e. Congrats, Toronto Argonauts, for the Grey Cup win, the 100th Canadian Football League championship game. Argos 35, Stampeders 22. You can be sure Doug Flutie was there, and received a standing ovation. One of the fun things about working with Flutie at NBC these days is listening to his stories about the CFL.
f. Congrats, Notre Dame. Of all the crazy things you could have said 12 months ago, the craziest might have been this: Notre Dame will be universally ranked No. 1 in the country at the end of the 2012 regular season and will play Team X for the BCS National Championship. And it's not online yet (Wednesday it will be), but take time to read Tim Layden's SI magazine story about the rise of the Irish. Really a great history lesson.
g. I really want to see the Civil War in Oregon one day.
h. My Bobcats sank like stones, didn't they? Still think Nick Saban quakes at the thought of facing the mighty men of Solich.
i. Florence Norman has been born. One piece of advice, Flo: Don't listen to a word your grandfather says about rooting for the Yankees. It's the wrong thing to do.
j. Coffeenerdness: Daughter Mary Beth is visiting, and I'm proud to say I've got her on the espresso trail. Her drink of choice: a quad (four-shot) grande Americano. Chip off the old block, that girl.
k. Beernerdness: Thanks, Ommegang (Cooperstown, N.Y.) for making your White beer available throughout Manhattan. I don't like it as much as Allagash White, but any port in a storm when you're jonesing for some Belgian beer is a good thing.
l. So good to see Christie Werder, daughter of ESPN's Ed Werder, as such a good soldier battling brain cancer, and good of the
Siebert wrote an
He wrote of being in Schiller's apartment during this season and seeing the area where he kept his medicines. "I noticed that the dresser was topped with all manner of balms, unguents and painkilling medications: a 23-year-old with the medicine cabinet of a septuagenarian.
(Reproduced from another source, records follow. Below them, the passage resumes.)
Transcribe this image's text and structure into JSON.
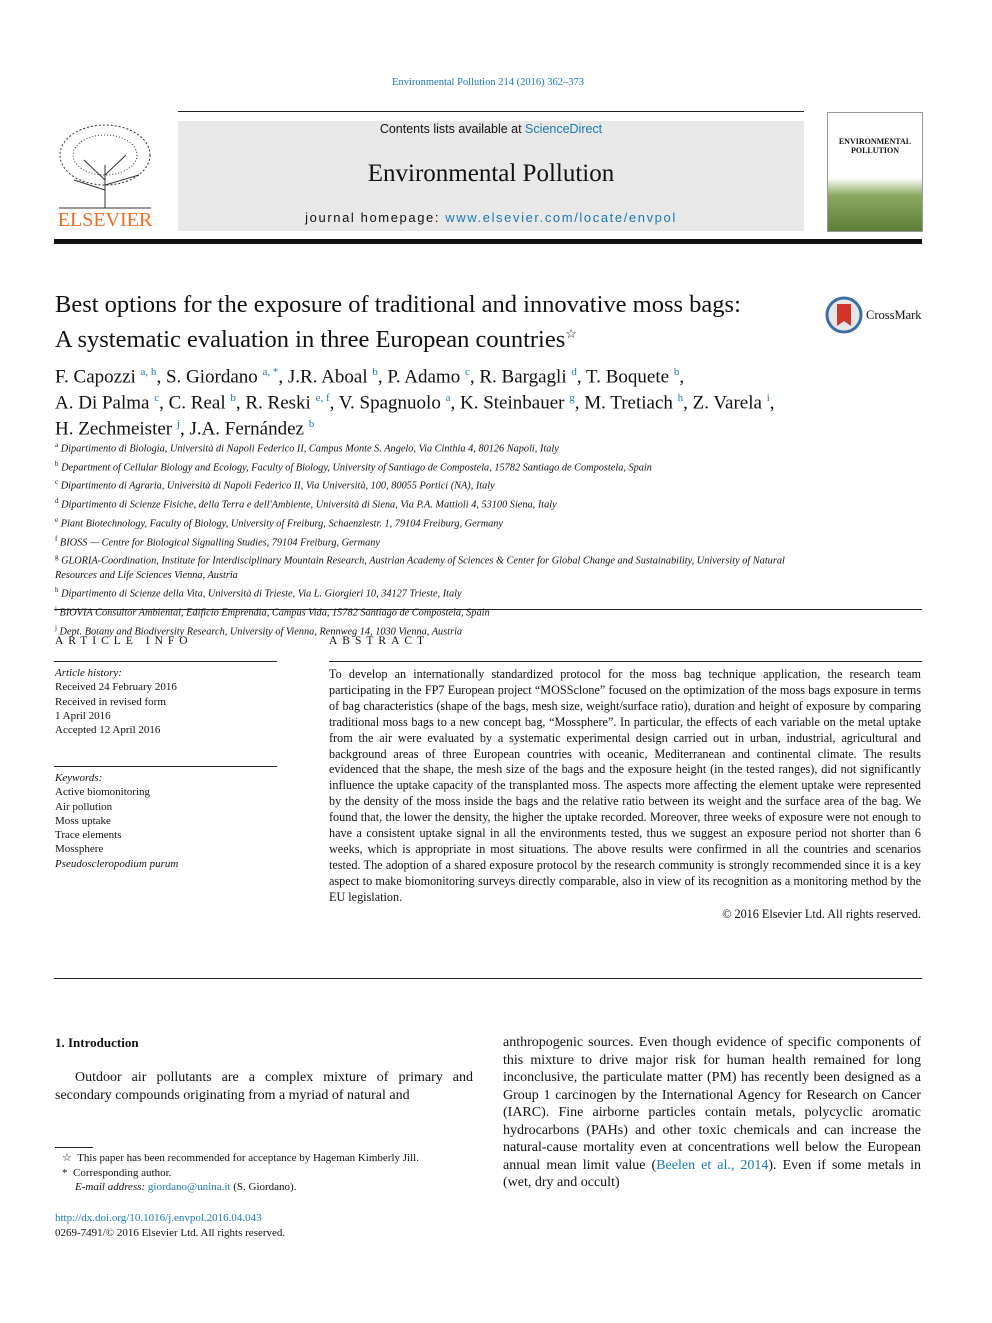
{
  "header": {
    "citation": "Environmental Pollution 214 (2016) 362–373",
    "publisher_logo_text": "ELSEVIER",
    "contents_prefix": "Contents lists available at ",
    "contents_link": "ScienceDirect",
    "journal_title": "Environmental Pollution",
    "homepage_prefix": "journal homepage: ",
    "homepage_link": "www.elsevier.com/locate/envpol",
    "cover_title": "ENVIRONMENTAL POLLUTION"
  },
  "article": {
    "title_line1": "Best options for the exposure of traditional and innovative moss bags:",
    "title_line2": "A systematic evaluation in three European countries",
    "title_mark": "☆",
    "crossmark_label": "CrossMark",
    "authors": [
      {
        "name": "F. Capozzi",
        "sup": "a, h",
        "sep": ", "
      },
      {
        "name": "S. Giordano",
        "sup": "a, *",
        "sep": ", "
      },
      {
        "name": "J.R. Aboal",
        "sup": "b",
        "sep": ", "
      },
      {
        "name": "P. Adamo",
        "sup": "c",
        "sep": ", "
      },
      {
        "name": "R. Bargagli",
        "sup": "d",
        "sep": ", "
      },
      {
        "name": "T. Boquete",
        "sup": "b",
        "sep": ","
      },
      {
        "name": "A. Di Palma",
        "sup": "c",
        "sep": ", "
      },
      {
        "name": "C. Real",
        "sup": "b",
        "sep": ", "
      },
      {
        "name": "R. Reski",
        "sup": "e, f",
        "sep": ", "
      },
      {
        "name": "V. Spagnuolo",
        "sup": "a",
        "sep": ", "
      },
      {
        "name": "K. Steinbauer",
        "sup": "g",
        "sep": ", "
      },
      {
        "name": "M. Tretiach",
        "sup": "h",
        "sep": ", "
      },
      {
        "name": "Z. Varela",
        "sup": "i",
        "sep": ","
      },
      {
        "name": "H. Zechmeister",
        "sup": "j",
        "sep": ", "
      },
      {
        "name": "J.A. Fernández",
        "sup": "b",
        "sep": ""
      }
    ],
    "affiliations": [
      {
        "key": "a",
        "text": "Dipartimento di Biologia, Università di Napoli Federico II, Campus Monte S. Angelo, Via Cinthia 4, 80126 Napoli, Italy"
      },
      {
        "key": "b",
        "text": "Department of Cellular Biology and Ecology, Faculty of Biology, University of Santiago de Compostela, 15782 Santiago de Compostela, Spain"
      },
      {
        "key": "c",
        "text": "Dipartimento di Agraria, Università di Napoli Federico II, Via Università, 100, 80055 Portici (NA), Italy"
      },
      {
        "key": "d",
        "text": "Dipartimento di Scienze Fisiche, della Terra e dell'Ambiente, Università di Siena, Via P.A. Mattioli 4, 53100 Siena, Italy"
      },
      {
        "key": "e",
        "text": "Plant Biotechnology, Faculty of Biology, University of Freiburg, Schaenzlestr. 1, 79104 Freiburg, Germany"
      },
      {
        "key": "f",
        "text": "BIOSS — Centre for Biological Signalling Studies, 79104 Freiburg, Germany"
      },
      {
        "key": "g",
        "text": "GLORIA-Coordination, Institute for Interdisciplinary Mountain Research, Austrian Academy of Sciences & Center for Global Change and Sustainability, University of Natural Resources and Life Sciences Vienna, Austria"
      },
      {
        "key": "h",
        "text": "Dipartimento di Scienze della Vita, Università di Trieste, Via L. Giorgieri 10, 34127 Trieste, Italy"
      },
      {
        "key": "i",
        "text": "BIOVIA Consultor Ambiental, Edificio Emprendia, Campus Vida, 15782 Santiago de Compostela, Spain"
      },
      {
        "key": "j",
        "text": "Dept. Botany and Biodiversity Research, University of Vienna, Rennweg 14, 1030 Vienna, Austria"
      }
    ]
  },
  "article_info": {
    "heading": "ARTICLE INFO",
    "history_label": "Article history:",
    "history": [
      "Received 24 February 2016",
      "Received in revised form",
      "1 April 2016",
      "Accepted 12 April 2016"
    ],
    "keywords_label": "Keywords:",
    "keywords": [
      "Active biomonitoring",
      "Air pollution",
      "Moss uptake",
      "Trace elements",
      "Mossphere",
      "Pseudoscleropodium purum"
    ]
  },
  "abstract": {
    "heading": "ABSTRACT",
    "text": "To develop an internationally standardized protocol for the moss bag technique application, the research team participating in the FP7 European project “MOSSclone” focused on the optimization of the moss bags exposure in terms of bag characteristics (shape of the bags, mesh size, weight/surface ratio), duration and height of exposure by comparing traditional moss bags to a new concept bag, “Mossphere”. In particular, the effects of each variable on the metal uptake from the air were evaluated by a systematic experimental design carried out in urban, industrial, agricultural and background areas of three European countries with oceanic, Mediterranean and continental climate. The results evidenced that the shape, the mesh size of the bags and the exposure height (in the tested ranges), did not significantly influence the uptake capacity of the transplanted moss. The aspects more affecting the element uptake were represented by the density of the moss inside the bags and the relative ratio between its weight and the surface area of the bag. We found that, the lower the density, the higher the uptake recorded. Moreover, three weeks of exposure were not enough to have a consistent uptake signal in all the environments tested, thus we suggest an exposure period not shorter than 6 weeks, which is appropriate in most situations. The above results were confirmed in all the countries and scenarios tested. The adoption of a shared exposure protocol by the research community is strongly recommended since it is a key aspect to make biomonitoring surveys directly comparable, also in view of its recognition as a monitoring method by the EU legislation.",
    "copyright": "© 2016 Elsevier Ltd. All rights reserved."
  },
  "intro": {
    "heading": "1.  Introduction",
    "col1": "Outdoor air pollutants are a complex mixture of primary and secondary compounds originating from a myriad of natural and",
    "col2_text": "anthropogenic sources. Even though evidence of specific components of this mixture to drive major risk for human health remained for long inconclusive, the particulate matter (PM) has recently been designed as a Group 1 carcinogen by the International Agency for Research on Cancer (IARC). Fine airborne particles contain metals, polycyclic aromatic hydrocarbons (PAHs) and other toxic chemicals and can increase the natural-cause mortality even at concentrations well below the European annual mean limit value (",
    "col2_cite": "Beelen et al., 2014",
    "col2_tail": "). Even if some metals in (wet, dry and occult)"
  },
  "footnotes": {
    "star_mark": "☆",
    "star_text": "This paper has been recommended for acceptance by Hageman Kimberly Jill.",
    "corr_mark": "*",
    "corr_text": "Corresponding author.",
    "email_label": "E-mail address: ",
    "email": "giordano@unina.it",
    "email_name": " (S. Giordano)."
  },
  "footer": {
    "doi": "http://dx.doi.org/10.1016/j.envpol.2016.04.043",
    "issn": "0269-7491/© 2016 Elsevier Ltd. All rights reserved."
  },
  "colors": {
    "link": "#1a7ab0",
    "elsevier_orange": "#f26b21",
    "banner_bg": "#e8e8e8"
  }
}
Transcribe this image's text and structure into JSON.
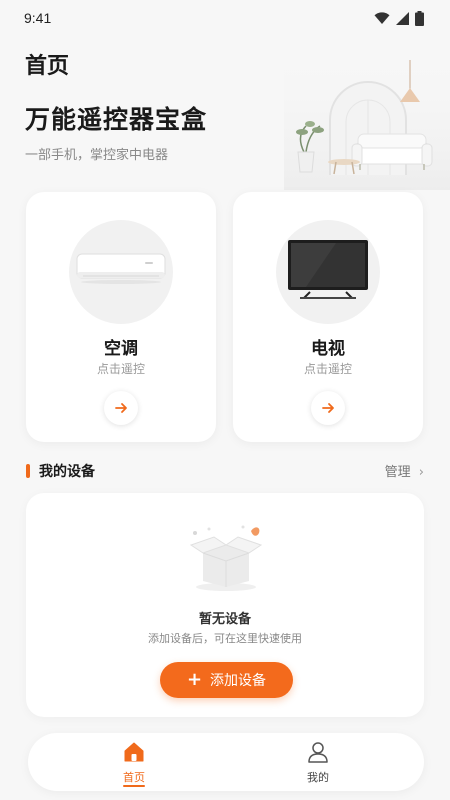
{
  "status_bar": {
    "time": "9:41"
  },
  "header": {
    "page_title": "首页",
    "hero_title": "万能遥控器宝盒",
    "hero_subtitle": "一部手机，掌控家中电器"
  },
  "device_cards": [
    {
      "name": "空调",
      "hint": "点击遥控",
      "icon": "air-conditioner"
    },
    {
      "name": "电视",
      "hint": "点击遥控",
      "icon": "television"
    }
  ],
  "my_devices": {
    "title": "我的设备",
    "manage_label": "管理",
    "empty_title": "暂无设备",
    "empty_desc": "添加设备后，可在这里快速使用",
    "add_label": "添加设备"
  },
  "bottom_nav": [
    {
      "label": "首页",
      "icon": "home-icon",
      "active": true
    },
    {
      "label": "我的",
      "icon": "user-icon",
      "active": false
    }
  ],
  "colors": {
    "accent": "#f06a1b",
    "background": "#f7f7f7",
    "card": "#ffffff"
  }
}
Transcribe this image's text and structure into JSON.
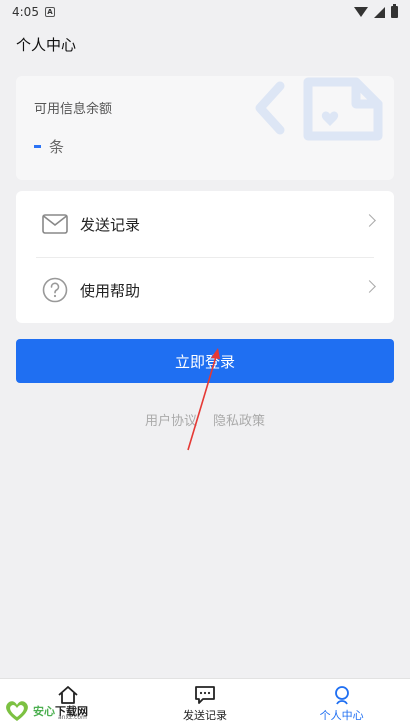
{
  "status_bar": {
    "time": "4:05",
    "notification_badge": "A"
  },
  "header": {
    "title": "个人中心"
  },
  "balance": {
    "label": "可用信息余额",
    "value": "-",
    "unit": "条"
  },
  "menu": {
    "send_records": "发送记录",
    "help": "使用帮助"
  },
  "actions": {
    "login": "立即登录"
  },
  "links": {
    "user_agreement": "用户协议",
    "privacy_policy": "隐私政策"
  },
  "bottom_nav": [
    {
      "label": "",
      "icon": "home-icon",
      "active": false
    },
    {
      "label": "发送记录",
      "icon": "chat-icon",
      "active": false
    },
    {
      "label": "个人中心",
      "icon": "person-icon",
      "active": true
    }
  ],
  "watermark": {
    "text_green": "安心",
    "text_black": "下载网",
    "url": "anxz.com"
  },
  "colors": {
    "primary": "#1f6ff2",
    "background": "#f0f0f2",
    "annotation": "#e53935"
  }
}
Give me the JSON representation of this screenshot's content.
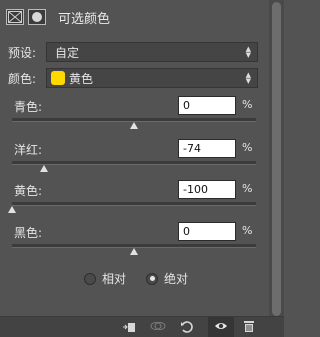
{
  "header": {
    "title": "可选颜色",
    "layer_icon": "adjustment-layer-icon",
    "mask_icon": "layer-mask-icon"
  },
  "preset": {
    "label": "预设:",
    "value": "自定"
  },
  "colors": {
    "label": "颜色:",
    "value": "黄色",
    "swatch_color": "#ffd800"
  },
  "sliders": [
    {
      "label": "青色:",
      "value": "0",
      "unit": "%",
      "level": 0
    },
    {
      "label": "洋红:",
      "value": "-74",
      "unit": "%",
      "level": -74
    },
    {
      "label": "黄色:",
      "value": "-100",
      "unit": "%",
      "level": -100
    },
    {
      "label": "黑色:",
      "value": "0",
      "unit": "%",
      "level": 0
    }
  ],
  "method": {
    "relative_label": "相对",
    "absolute_label": "绝对",
    "selected": "absolute"
  },
  "footer": {
    "icons": [
      "clip-to-layer-icon",
      "view-previous-icon",
      "reset-icon",
      "visibility-eye-icon",
      "delete-icon"
    ]
  }
}
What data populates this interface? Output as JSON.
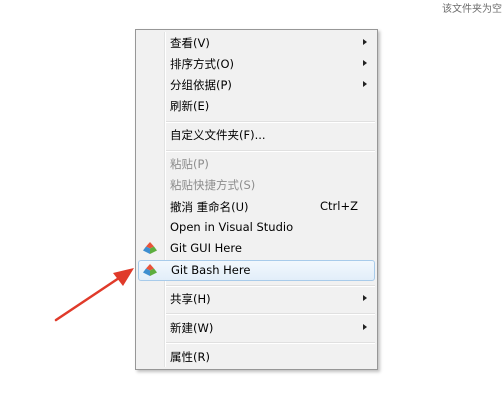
{
  "corner_text": "该文件夹为空",
  "menu": {
    "items": [
      {
        "label": "查看(V)",
        "submenu": true
      },
      {
        "label": "排序方式(O)",
        "submenu": true
      },
      {
        "label": "分组依据(P)",
        "submenu": true
      },
      {
        "label": "刷新(E)"
      },
      {
        "label": "自定义文件夹(F)..."
      },
      {
        "label": "粘贴(P)",
        "disabled": true
      },
      {
        "label": "粘贴快捷方式(S)",
        "disabled": true
      },
      {
        "label": "撤消 重命名(U)",
        "shortcut": "Ctrl+Z"
      },
      {
        "label": "Open in Visual Studio"
      },
      {
        "label": "Git GUI Here",
        "icon": "git-icon"
      },
      {
        "label": "Git Bash Here",
        "icon": "git-icon",
        "highlighted": true
      },
      {
        "label": "共享(H)",
        "submenu": true
      },
      {
        "label": "新建(W)",
        "submenu": true
      },
      {
        "label": "属性(R)"
      }
    ]
  },
  "colors": {
    "git_icon_red": "#e8543a",
    "git_icon_blue": "#3d8ed0",
    "git_icon_green": "#5dae3e",
    "annotation_arrow": "#e03a2a"
  }
}
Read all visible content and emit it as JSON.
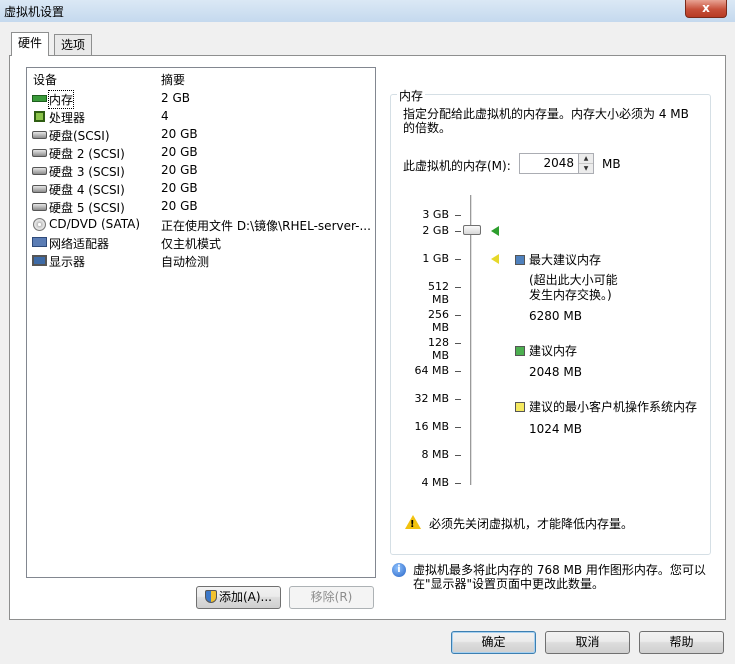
{
  "window": {
    "title": "虚拟机设置",
    "close_label": "x"
  },
  "tabs": [
    {
      "label": "硬件"
    },
    {
      "label": "选项"
    }
  ],
  "device_list": {
    "headers": {
      "device": "设备",
      "summary": "摘要"
    },
    "rows": [
      {
        "name": "内存",
        "summary": "2 GB",
        "icon": "memory-icon"
      },
      {
        "name": "处理器",
        "summary": "4",
        "icon": "processor-icon"
      },
      {
        "name": "硬盘(SCSI)",
        "summary": "20 GB",
        "icon": "hard-disk-icon"
      },
      {
        "name": "硬盘 2 (SCSI)",
        "summary": "20 GB",
        "icon": "hard-disk-icon"
      },
      {
        "name": "硬盘 3 (SCSI)",
        "summary": "20 GB",
        "icon": "hard-disk-icon"
      },
      {
        "name": "硬盘 4 (SCSI)",
        "summary": "20 GB",
        "icon": "hard-disk-icon"
      },
      {
        "name": "硬盘 5 (SCSI)",
        "summary": "20 GB",
        "icon": "hard-disk-icon"
      },
      {
        "name": "CD/DVD (SATA)",
        "summary": "正在使用文件 D:\\镜像\\RHEL-server-...",
        "icon": "cd-dvd-icon"
      },
      {
        "name": "网络适配器",
        "summary": "仅主机模式",
        "icon": "network-adapter-icon"
      },
      {
        "name": "显示器",
        "summary": "自动检测",
        "icon": "display-icon"
      }
    ]
  },
  "buttons": {
    "add": "添加(A)...",
    "remove": "移除(R)",
    "ok": "确定",
    "cancel": "取消",
    "help": "帮助"
  },
  "memory": {
    "group_title": "内存",
    "description": "指定分配给此虚拟机的内存量。内存大小必须为 4 MB 的倍数。",
    "field_label": "此虚拟机的内存(M):",
    "field_value": "2048",
    "field_unit": "MB",
    "slider_ticks": [
      "3 GB",
      "2 GB",
      "1 GB",
      "512 MB",
      "256 MB",
      "128 MB",
      "64 MB",
      "32 MB",
      "16 MB",
      "8 MB",
      "4 MB"
    ],
    "legend": {
      "max": {
        "title": "最大建议内存",
        "note_line1": "(超出此大小可能",
        "note_line2": "发生内存交换。)",
        "value": "6280 MB",
        "color": "#4f81bd"
      },
      "recommended": {
        "title": "建议内存",
        "value": "2048 MB",
        "color": "#4caf50"
      },
      "minimum": {
        "title": "建议的最小客户机操作系统内存",
        "value": "1024 MB",
        "color": "#f5e960"
      }
    },
    "warning": "必须先关闭虚拟机，才能降低内存量。"
  },
  "info_note": "虚拟机最多将此内存的 768 MB 用作图形内存。您可以在\"显示器\"设置页面中更改此数量。"
}
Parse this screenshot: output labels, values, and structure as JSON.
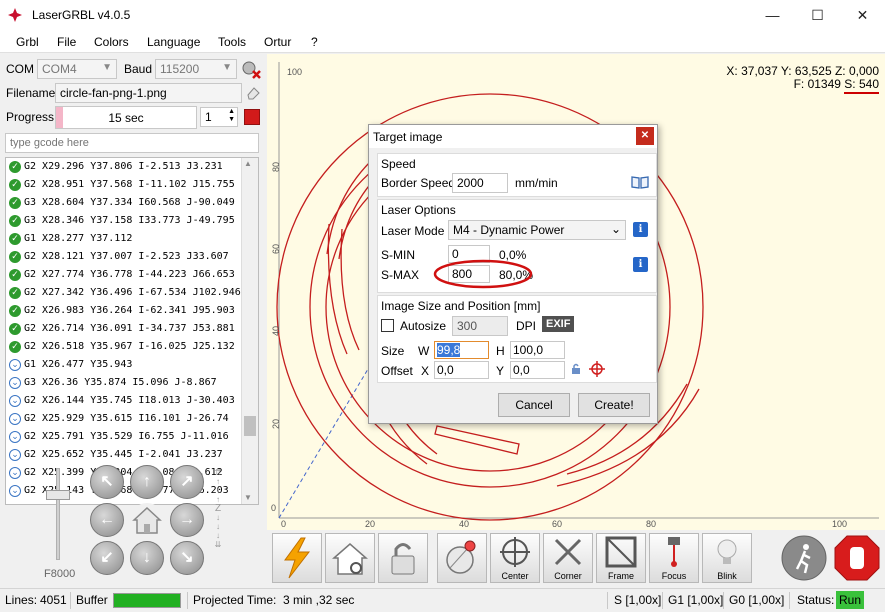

Somehow, it was only then that I felt the full weight of what my nephew had managed to pull off: the ridiculous odds he overcame; all the excellent players he beat out. I suddenly felt more like one of his hometown acolytes than an uncle to a kid who grew up a thousand miles and, in terms of life experiences and career pursuits, a world away from me. A kid I only came to know at this juncture because he is so good at a game that I, like millions of others, so love to watch.
"'Dude,' he said, as I stood staring at his dresser. "I swear to God, if someone tells me right now there's some miracle body cream out there that would make me feel 100 percent and prevent me from getting hurt but that could also cause cancer or liver damage down the line, I'd use it in a heartbeat. I would."
You will fly through this story, I guarantee it. Siebert has made a great contribution to the football landscape. He's explained so well what so many marginal players, hundreds of them, go through every spring, summer and fall.
Regarding tonight's game, I have